▶ DESCRIPTION OF THE TASK:
Each entry in the block below needs to be copied out exactly.

········

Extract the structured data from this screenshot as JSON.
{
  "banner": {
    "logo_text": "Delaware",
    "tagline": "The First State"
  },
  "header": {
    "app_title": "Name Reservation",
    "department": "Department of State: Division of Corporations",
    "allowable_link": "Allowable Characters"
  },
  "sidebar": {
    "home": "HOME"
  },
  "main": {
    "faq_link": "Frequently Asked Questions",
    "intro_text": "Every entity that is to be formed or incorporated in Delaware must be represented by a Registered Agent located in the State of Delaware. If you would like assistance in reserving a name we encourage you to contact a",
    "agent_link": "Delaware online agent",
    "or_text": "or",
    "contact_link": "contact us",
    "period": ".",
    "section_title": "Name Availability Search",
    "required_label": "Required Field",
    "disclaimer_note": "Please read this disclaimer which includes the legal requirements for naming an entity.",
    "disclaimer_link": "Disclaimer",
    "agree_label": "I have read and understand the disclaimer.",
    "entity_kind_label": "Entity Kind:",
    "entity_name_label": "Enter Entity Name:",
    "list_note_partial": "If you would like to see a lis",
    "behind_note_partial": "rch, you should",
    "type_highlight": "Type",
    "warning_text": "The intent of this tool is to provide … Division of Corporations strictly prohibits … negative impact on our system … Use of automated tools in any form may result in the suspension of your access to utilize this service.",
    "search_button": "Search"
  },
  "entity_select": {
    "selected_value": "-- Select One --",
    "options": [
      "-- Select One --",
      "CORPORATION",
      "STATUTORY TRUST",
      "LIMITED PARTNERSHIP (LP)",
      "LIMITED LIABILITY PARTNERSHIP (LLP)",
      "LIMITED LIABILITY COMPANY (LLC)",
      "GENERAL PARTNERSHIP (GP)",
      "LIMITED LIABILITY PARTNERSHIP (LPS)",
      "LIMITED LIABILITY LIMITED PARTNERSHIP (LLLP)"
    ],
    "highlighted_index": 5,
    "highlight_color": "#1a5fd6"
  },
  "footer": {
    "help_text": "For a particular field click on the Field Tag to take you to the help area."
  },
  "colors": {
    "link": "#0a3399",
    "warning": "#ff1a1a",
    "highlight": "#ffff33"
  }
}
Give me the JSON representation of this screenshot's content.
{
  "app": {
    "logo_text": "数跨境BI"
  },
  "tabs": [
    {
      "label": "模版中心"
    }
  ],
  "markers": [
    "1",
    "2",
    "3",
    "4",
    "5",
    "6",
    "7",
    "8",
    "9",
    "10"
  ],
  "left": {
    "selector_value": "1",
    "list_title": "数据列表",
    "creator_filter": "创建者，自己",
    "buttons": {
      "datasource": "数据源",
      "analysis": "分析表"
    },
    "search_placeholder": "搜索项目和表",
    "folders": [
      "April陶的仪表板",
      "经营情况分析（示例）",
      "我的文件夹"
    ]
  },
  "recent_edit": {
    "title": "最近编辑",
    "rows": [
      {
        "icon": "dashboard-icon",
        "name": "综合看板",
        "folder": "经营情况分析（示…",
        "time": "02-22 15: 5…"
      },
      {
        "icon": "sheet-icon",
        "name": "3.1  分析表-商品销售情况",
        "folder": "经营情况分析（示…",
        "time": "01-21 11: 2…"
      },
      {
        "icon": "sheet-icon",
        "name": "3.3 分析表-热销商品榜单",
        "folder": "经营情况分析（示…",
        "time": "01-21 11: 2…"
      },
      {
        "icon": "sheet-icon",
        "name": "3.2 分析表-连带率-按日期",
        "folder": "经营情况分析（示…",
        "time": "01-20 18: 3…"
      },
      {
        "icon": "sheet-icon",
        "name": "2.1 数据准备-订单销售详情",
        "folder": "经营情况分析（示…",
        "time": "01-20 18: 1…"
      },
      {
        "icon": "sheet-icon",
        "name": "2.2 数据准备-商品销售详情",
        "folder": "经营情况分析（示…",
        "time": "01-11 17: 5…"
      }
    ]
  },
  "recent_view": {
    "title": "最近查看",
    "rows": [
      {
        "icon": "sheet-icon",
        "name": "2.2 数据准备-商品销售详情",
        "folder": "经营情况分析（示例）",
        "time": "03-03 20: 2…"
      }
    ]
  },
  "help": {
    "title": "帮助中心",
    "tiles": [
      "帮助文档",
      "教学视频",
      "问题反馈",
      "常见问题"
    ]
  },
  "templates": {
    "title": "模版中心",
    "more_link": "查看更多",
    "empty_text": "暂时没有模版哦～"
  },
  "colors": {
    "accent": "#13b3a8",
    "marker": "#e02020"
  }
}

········

▶ EXERCISE ANSWER:
Extract the structured data from this screenshot as JSON.
{
  "banner": {
    "logo_text": "Delaware",
    "tagline": "The First State"
  },
  "header": {
    "app_title": "Name Reservation",
    "department": "Department of State: Division of Corporations",
    "allowable_link": "Allowable Characters"
  },
  "sidebar": {
    "home": "HOME"
  },
  "main": {
    "faq_link": "Frequently Asked Questions",
    "intro_text": "Every entity that is to be formed or incorporated in Delaware must be represented by a Registered Agent located in the State of Delaware. If you would like assistance in reserving a name we encourage you to contact a",
    "agent_link": "Delaware online agent",
    "or_text": "or",
    "contact_link": "contact us",
    "period": ".",
    "section_title": "Name Availability Search",
    "required_label": "Required Field",
    "disclaimer_note": "Please read this disclaimer which includes the legal requirements for naming an entity.",
    "disclaimer_link": "Disclaimer",
    "agree_label": "I have read and understand the disclaimer.",
    "entity_kind_label": "Entity Kind:",
    "entity_name_label": "Enter Entity Name:",
    "list_note_partial": "If you would like to see a lis",
    "behind_note_partial": "rch, you should",
    "type_highlight": "Type",
    "warning_text": "The intent of this tool is to provide … Division of Corporations strictly prohibits … negative impact on our system … Use of automated tools in any form may result in the suspension of your access to utilize this service.",
    "search_button": "Search"
  },
  "entity_select": {
    "selected_value": "-- Select One --",
    "options": [
      "-- Select One --",
      "CORPORATION",
      "STATUTORY TRUST",
      "LIMITED PARTNERSHIP (LP)",
      "LIMITED LIABILITY PARTNERSHIP (LLP)",
      "LIMITED LIABILITY COMPANY (LLC)",
      "GENERAL PARTNERSHIP (GP)",
      "LIMITED LIABILITY PARTNERSHIP (LPS)",
      "LIMITED LIABILITY LIMITED PARTNERSHIP (LLLP)"
    ],
    "highlighted_index": 5,
    "highlight_color": "#1a5fd6"
  },
  "footer": {
    "help_text": "For a particular field click on the Field Tag to take you to the help area."
  },
  "colors": {
    "link": "#0a3399",
    "warning": "#ff1a1a",
    "highlight": "#ffff33"
  }
}
Give me the JSON representation of this screenshot's content.
{
  "app": {
    "logo_text": "数跨境BI"
  },
  "tabs": [
    {
      "label": "模版中心"
    }
  ],
  "markers": [
    "1",
    "2",
    "3",
    "4",
    "5",
    "6",
    "7",
    "8",
    "9",
    "10"
  ],
  "left": {
    "selector_value": "1",
    "list_title": "数据列表",
    "creator_filter": "创建者，自己",
    "buttons": {
      "datasource": "数据源",
      "analysis": "分析表"
    },
    "search_placeholder": "搜索项目和表",
    "folders": [
      "April陶的仪表板",
      "经营情况分析（示例）",
      "我的文件夹"
    ]
  },
  "recent_edit": {
    "title": "最近编辑",
    "rows": [
      {
        "icon": "dashboard-icon",
        "name": "综合看板",
        "folder": "经营情况分析（示…",
        "time": "02-22 15: 5…"
      },
      {
        "icon": "sheet-icon",
        "name": "3.1  分析表-商品销售情况",
        "folder": "经营情况分析（示…",
        "time": "01-21 11: 2…"
      },
      {
        "icon": "sheet-icon",
        "name": "3.3 分析表-热销商品榜单",
        "folder": "经营情况分析（示…",
        "time": "01-21 11: 2…"
      },
      {
        "icon": "sheet-icon",
        "name": "3.2 分析表-连带率-按日期",
        "folder": "经营情况分析（示…",
        "time": "01-20 18: 3…"
      },
      {
        "icon": "sheet-icon",
        "name": "2.1 数据准备-订单销售详情",
        "folder": "经营情况分析（示…",
        "time": "01-20 18: 1…"
      },
      {
        "icon": "sheet-icon",
        "name": "2.2 数据准备-商品销售详情",
        "folder": "经营情况分析（示…",
        "time": "01-11 17: 5…"
      }
    ]
  },
  "recent_view": {
    "title": "最近查看",
    "rows": [
      {
        "icon": "sheet-icon",
        "name": "2.2 数据准备-商品销售详情",
        "folder": "经营情况分析（示例）",
        "time": "03-03 20: 2…"
      }
    ]
  },
  "help": {
    "title": "帮助中心",
    "tiles": [
      "帮助文档",
      "教学视频",
      "问题反馈",
      "常见问题"
    ]
  },
  "templates": {
    "title": "模版中心",
    "more_link": "查看更多",
    "empty_text": "暂时没有模版哦～"
  },
  "colors": {
    "accent": "#13b3a8",
    "marker": "#e02020"
  }
}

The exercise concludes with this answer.